for readers who have engaged with america's legacy on race through the writing of ta-nehisi coates and michael eric dyson, i'm still here is an illuminating look at how white, middle-class, evangelicalism has participated in an era of rising racial hostility, inviting the reader to confront apathy, recognize god's ongoing work in the world, and discover how blackness--if we let it--can save us all. made names for themselves.
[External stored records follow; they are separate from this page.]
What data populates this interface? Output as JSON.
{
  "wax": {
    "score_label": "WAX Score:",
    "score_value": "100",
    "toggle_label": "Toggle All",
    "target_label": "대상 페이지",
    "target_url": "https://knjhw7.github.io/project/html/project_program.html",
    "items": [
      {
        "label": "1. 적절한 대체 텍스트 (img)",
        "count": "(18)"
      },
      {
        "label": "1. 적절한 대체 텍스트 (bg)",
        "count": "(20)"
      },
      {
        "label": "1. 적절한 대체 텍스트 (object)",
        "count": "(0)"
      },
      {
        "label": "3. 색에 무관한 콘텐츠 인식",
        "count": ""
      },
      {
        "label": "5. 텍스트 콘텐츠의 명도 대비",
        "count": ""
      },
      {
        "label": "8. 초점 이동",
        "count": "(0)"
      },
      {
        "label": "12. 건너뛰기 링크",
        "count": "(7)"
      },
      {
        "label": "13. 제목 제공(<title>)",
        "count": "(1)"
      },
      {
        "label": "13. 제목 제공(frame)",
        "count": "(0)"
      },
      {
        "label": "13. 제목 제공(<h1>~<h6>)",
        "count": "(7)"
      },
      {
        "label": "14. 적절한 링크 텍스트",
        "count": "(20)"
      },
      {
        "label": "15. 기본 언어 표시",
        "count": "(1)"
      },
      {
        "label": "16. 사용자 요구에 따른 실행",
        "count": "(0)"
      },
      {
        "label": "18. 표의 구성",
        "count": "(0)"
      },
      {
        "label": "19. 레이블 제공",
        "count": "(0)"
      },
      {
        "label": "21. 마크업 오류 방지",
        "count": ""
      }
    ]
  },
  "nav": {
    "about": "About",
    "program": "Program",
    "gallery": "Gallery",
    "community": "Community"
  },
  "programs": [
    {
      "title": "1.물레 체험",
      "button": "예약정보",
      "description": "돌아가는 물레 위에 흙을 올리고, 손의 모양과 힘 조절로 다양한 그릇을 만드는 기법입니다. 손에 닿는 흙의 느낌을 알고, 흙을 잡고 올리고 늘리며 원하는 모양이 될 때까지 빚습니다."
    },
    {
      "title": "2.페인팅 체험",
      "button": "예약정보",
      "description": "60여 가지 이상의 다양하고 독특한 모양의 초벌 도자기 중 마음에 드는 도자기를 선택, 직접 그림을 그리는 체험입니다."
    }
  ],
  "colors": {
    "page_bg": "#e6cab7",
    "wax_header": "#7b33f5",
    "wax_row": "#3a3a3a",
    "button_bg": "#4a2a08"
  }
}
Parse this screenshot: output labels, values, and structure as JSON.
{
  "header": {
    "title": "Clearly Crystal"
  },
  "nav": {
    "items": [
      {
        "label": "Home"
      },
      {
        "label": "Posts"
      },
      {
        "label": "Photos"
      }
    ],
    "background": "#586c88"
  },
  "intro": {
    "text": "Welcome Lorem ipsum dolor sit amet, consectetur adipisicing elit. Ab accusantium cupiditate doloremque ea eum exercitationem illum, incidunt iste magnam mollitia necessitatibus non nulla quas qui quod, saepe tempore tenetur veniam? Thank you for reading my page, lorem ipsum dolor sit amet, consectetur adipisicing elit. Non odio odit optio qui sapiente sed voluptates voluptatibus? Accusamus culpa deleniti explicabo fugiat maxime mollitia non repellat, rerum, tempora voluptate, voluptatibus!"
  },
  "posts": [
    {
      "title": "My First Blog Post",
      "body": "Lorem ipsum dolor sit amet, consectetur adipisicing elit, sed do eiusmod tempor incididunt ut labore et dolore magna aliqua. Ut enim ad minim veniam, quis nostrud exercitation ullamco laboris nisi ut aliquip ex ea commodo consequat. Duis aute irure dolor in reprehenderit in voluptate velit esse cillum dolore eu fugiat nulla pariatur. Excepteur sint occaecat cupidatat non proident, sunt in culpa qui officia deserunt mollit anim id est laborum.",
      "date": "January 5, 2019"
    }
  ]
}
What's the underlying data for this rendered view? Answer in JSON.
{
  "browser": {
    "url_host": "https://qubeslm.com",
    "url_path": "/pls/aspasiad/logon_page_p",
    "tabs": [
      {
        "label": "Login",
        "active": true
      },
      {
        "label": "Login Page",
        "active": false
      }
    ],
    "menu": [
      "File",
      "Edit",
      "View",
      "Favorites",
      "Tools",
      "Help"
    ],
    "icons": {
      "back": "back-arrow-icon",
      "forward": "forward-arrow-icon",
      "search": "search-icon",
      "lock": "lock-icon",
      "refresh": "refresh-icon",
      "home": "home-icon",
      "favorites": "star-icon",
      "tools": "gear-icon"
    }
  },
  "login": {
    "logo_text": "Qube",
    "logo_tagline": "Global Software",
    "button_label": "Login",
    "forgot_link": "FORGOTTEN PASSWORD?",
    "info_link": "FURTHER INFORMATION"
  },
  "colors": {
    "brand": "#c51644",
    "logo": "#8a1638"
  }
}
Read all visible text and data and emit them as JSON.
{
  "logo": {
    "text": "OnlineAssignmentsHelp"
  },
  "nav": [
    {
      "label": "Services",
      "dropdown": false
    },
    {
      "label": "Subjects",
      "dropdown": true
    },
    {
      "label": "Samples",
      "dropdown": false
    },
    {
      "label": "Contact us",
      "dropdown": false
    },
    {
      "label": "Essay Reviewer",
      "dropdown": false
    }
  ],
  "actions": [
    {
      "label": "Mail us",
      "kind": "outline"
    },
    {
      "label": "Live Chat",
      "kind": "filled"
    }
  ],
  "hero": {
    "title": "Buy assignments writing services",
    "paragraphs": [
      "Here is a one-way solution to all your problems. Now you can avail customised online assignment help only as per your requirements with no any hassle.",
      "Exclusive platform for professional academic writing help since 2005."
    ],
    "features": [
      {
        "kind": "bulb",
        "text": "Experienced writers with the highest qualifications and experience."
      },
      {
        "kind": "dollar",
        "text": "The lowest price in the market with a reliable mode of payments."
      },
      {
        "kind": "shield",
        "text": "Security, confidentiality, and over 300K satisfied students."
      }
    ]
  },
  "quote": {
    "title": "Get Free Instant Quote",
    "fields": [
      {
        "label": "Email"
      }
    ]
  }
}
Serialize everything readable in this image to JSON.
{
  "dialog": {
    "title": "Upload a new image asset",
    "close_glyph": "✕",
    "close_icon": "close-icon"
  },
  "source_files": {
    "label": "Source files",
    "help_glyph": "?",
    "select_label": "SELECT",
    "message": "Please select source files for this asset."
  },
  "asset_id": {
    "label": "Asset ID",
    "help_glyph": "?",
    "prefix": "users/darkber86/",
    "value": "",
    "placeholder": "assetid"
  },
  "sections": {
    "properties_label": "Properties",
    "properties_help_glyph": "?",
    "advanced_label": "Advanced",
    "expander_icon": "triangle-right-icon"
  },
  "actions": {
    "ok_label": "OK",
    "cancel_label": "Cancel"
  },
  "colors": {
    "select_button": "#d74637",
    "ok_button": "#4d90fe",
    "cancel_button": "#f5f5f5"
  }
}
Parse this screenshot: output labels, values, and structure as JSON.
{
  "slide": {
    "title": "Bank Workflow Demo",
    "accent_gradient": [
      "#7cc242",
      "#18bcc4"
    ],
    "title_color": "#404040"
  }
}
Services forum on integration from a powerful new voice on racial justice, an eye-opening account of growing up black, christian, and female in middle-class white america.

austin channing brown's first encounter with a racialized america came at age 7, when she discovered her parents named her austin to deceive future employers into thinking she was a white man. growing up in majority-white schools, organizations, and churches, austin writes, "i had to learn what it means to love blackness," a journey that led to a lifetime spent navigating america's racial divide as a writer, speaker and expert who helps organizations practice genuine inclusion.

in a time when nearly all institutions (schools, churches, universities, businesses) claim to value "diversity" in their mission statements, i'm still here is a powerful account of how and why our actions so often fall short of our words. austin writes in breathtaking detail about her journey to self-worth and the pitfalls that kill our attempts at racial justice, in stories that bear witness to the complexity of america's social fabric--from black cleveland neighborhoods to private schools in the middle-class suburbs, from prison walls to the boardrooms at majority-white organizations.

for readers who have engaged with america's legacy on race through the writing of ta-nehisi coates and michael eric dyson, i'm still here is an illuminating look at how white, middle-class, evangelicalism has participated in an era of rising racial hostility, inviting the reader to confront apathy, recognize god's ongoing work in the world, and discover how blackness--if we let it--can save us all.
affairs voluntary organisations social security agencies equality and non-discrimination property public transport. Termite control is a two-part process: preventing termites from accessing your home and treating known termite colonies. They had coffee, milk, oil and even biscuits and much more. 185 Then the workers will have to hoover out the cells before the queen can lay into 185 them.